Businesses in Florida, and elsewhere, using web-based marketing need to be aware of the hornet’s nest of regulations governing their interactions with online consumers. On October 28, 2014, the Online Interest-Based Advertising Accountability Program (the “Accountability Program”) announced decisions in regard to five significant companies, relating to data collection for online behavioral advertising.

The Accountability Program regulates certain online behavioral advertising across the Internet, and is affiliated with the Better Business Bureau.  On October 14, 2013, the Accountability Program released the First Party Enhanced Notice Compliance Warning (the “Warning”).  As explained in the newly released decisions, the Warning imposed an obligation on certain companies “to provide enhanced notice on each page where they allow third parties to collect data for online behavioral advertising (OBA) and to link that real-time notice to their explanation of their third-party OBA practices where they also provide a link to a compliant opt out.”

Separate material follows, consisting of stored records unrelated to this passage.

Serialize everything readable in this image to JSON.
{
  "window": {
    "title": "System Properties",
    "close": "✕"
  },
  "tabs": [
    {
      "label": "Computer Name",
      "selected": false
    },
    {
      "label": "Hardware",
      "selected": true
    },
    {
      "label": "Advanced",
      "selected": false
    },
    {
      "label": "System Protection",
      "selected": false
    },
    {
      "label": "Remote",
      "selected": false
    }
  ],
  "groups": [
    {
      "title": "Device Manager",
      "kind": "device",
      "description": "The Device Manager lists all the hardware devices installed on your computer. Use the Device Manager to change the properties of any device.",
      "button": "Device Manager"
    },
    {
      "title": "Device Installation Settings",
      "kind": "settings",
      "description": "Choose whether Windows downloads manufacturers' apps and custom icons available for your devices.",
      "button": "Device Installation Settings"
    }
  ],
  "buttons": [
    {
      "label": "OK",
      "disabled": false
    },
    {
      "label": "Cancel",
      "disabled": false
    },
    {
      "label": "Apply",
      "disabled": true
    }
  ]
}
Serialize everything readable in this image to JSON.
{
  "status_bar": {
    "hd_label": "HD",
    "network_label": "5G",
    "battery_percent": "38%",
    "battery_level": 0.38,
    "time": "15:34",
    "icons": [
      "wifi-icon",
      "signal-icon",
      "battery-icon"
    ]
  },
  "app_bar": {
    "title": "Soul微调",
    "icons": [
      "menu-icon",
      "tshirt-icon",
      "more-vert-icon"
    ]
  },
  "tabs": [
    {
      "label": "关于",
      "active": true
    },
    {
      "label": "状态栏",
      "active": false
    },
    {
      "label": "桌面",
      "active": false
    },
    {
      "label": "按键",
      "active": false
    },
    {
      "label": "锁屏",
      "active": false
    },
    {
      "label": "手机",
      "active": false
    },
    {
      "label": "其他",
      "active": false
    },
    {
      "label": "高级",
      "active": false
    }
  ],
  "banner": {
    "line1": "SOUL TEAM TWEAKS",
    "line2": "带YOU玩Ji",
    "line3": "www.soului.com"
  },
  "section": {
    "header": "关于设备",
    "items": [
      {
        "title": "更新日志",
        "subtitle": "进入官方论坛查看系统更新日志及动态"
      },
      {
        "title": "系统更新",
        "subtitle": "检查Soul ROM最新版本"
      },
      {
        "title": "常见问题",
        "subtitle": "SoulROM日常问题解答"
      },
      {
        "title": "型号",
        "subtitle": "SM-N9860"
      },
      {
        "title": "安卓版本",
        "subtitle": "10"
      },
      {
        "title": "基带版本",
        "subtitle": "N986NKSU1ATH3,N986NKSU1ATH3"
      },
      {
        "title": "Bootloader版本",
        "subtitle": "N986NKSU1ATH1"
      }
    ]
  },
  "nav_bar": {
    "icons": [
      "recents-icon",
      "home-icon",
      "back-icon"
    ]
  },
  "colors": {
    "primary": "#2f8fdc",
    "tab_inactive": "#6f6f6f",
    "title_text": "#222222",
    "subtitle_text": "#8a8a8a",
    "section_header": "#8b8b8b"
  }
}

According to the Accountability Program’s decisions, the targeted companies did not comply with the Warning. When the Accountability Program visited one of their websites, “it observed data collection by third-party companies known to engage in OBA but did not find the required enhanced notice link on each page where data collection took place.”  While there were mitigating circumstances that resulted in voluntary remediation, more severe remedies are available to the Accountability Program.

The Accountability Program’s newly rendered decisions demonstrate its determination to enforce companies’ behavioral advertising obligations.  Businesses may be well served to determine, through consultation with an attorney, whether they fall under the enforcement powers of the Accountability Program and, if so, whether their website is in compliance.